Margaret M. Giorgio, Guttmacher Institute Budi Utomo, University of Indonesia, Jakarta Nugroho Soeharno, University of Indonesia, Jakarta Riznawaty Imma Aryanty, UNFPA Indonesia, Jakarta Besral, University of Indonesia, Jakarta Melissa Stillman, Guttmacher Institute Jesse Philbin, Guttmacher Institute Susheela Singh, Guttmacher Institute Gilda Sedgh, Guttmacher Institute

First published online:

| DOI: https://doi.org/10.1363/46e0220
Abstract / Summary


In Indonesia, maternal mortality is high and abortion is restricted. Reliable information on induced abortion is needed; however, the difficulty of measuring abortion in settings where it is legally restricted and highly stigmatized calls for innovation in approaches to measuring abortion incidence.


The data were from three original surveys conducted in Java among health facilities, knowledgeable informants and women aged 15–49, fielded in April 2018–January 2019. Two methods were used to estimate the one-year induced abortion incidence rate in Java: the standard Abortion Incidence Complications Method (AICM) and a modified AICM. Each method was evaluated on the basis of data quality, and what is known about sexual and reproductive health indicators related to abortion rates, to determine which performed best in measuring abortion incidence in Java.
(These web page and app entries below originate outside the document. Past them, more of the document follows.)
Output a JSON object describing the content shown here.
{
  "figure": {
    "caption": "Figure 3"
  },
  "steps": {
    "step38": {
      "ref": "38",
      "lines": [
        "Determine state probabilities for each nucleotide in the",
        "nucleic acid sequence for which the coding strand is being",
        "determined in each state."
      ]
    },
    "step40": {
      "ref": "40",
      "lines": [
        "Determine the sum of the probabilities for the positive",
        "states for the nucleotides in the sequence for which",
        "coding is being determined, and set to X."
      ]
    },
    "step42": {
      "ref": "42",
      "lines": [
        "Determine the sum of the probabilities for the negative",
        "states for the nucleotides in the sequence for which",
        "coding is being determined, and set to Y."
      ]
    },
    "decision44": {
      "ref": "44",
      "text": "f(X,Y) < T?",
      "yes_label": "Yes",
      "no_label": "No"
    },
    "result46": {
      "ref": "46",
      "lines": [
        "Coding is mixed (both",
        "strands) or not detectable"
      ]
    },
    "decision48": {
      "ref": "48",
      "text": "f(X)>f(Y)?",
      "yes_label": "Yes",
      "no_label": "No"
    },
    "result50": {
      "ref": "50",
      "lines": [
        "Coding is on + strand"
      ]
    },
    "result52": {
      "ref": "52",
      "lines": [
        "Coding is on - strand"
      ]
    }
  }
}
Estimates of complications resulting from induced abortion from knowledgeable informants and the women differed substantially. The modified AICM produced an estimate of 42.5 abortions per 1,000 women aged 15–49, while the standard AICM estimate was lower (25.8 per 1,000). A comparison of the distribution of abortion methods used revealed that knowledgeable informants believed abortion was less safe than indicated by women's reports of their own experiences. Therefore, the standard AICM likely underestimates abortion.


The modified AICM performed better than the standard AICM and indicates that abortion is common in Java. Increased access to contraceptives and high-quality postabortion care is needed. Future research should investigate the safety of abortion, especially with respect to self-managed abortion.

Author's Affiliations

Margaret M. Giorgio is senior research scientist; Melissa Stillman is senior research associate; Jesse Philbin is senior research associate; Susheela Singh is distinguished scholar and vice president for global science and policy integration; and at the time of this work, Gilda Sedgh was principal research scientist—all at the Guttmacher Institute, New York. Budi Utomo is senior researcher, Nugroho Soeharno is professor and Besral is professor—all at the Faculty of Public Health, University of Indonesia, Jakarta. Riznawaty Imma Aryanty is national program officer for reproductive health, UNFPA Indonesia, Jakarta.


The views expressed in this publication do not necessarily reflect those of the Guttmacher Institute.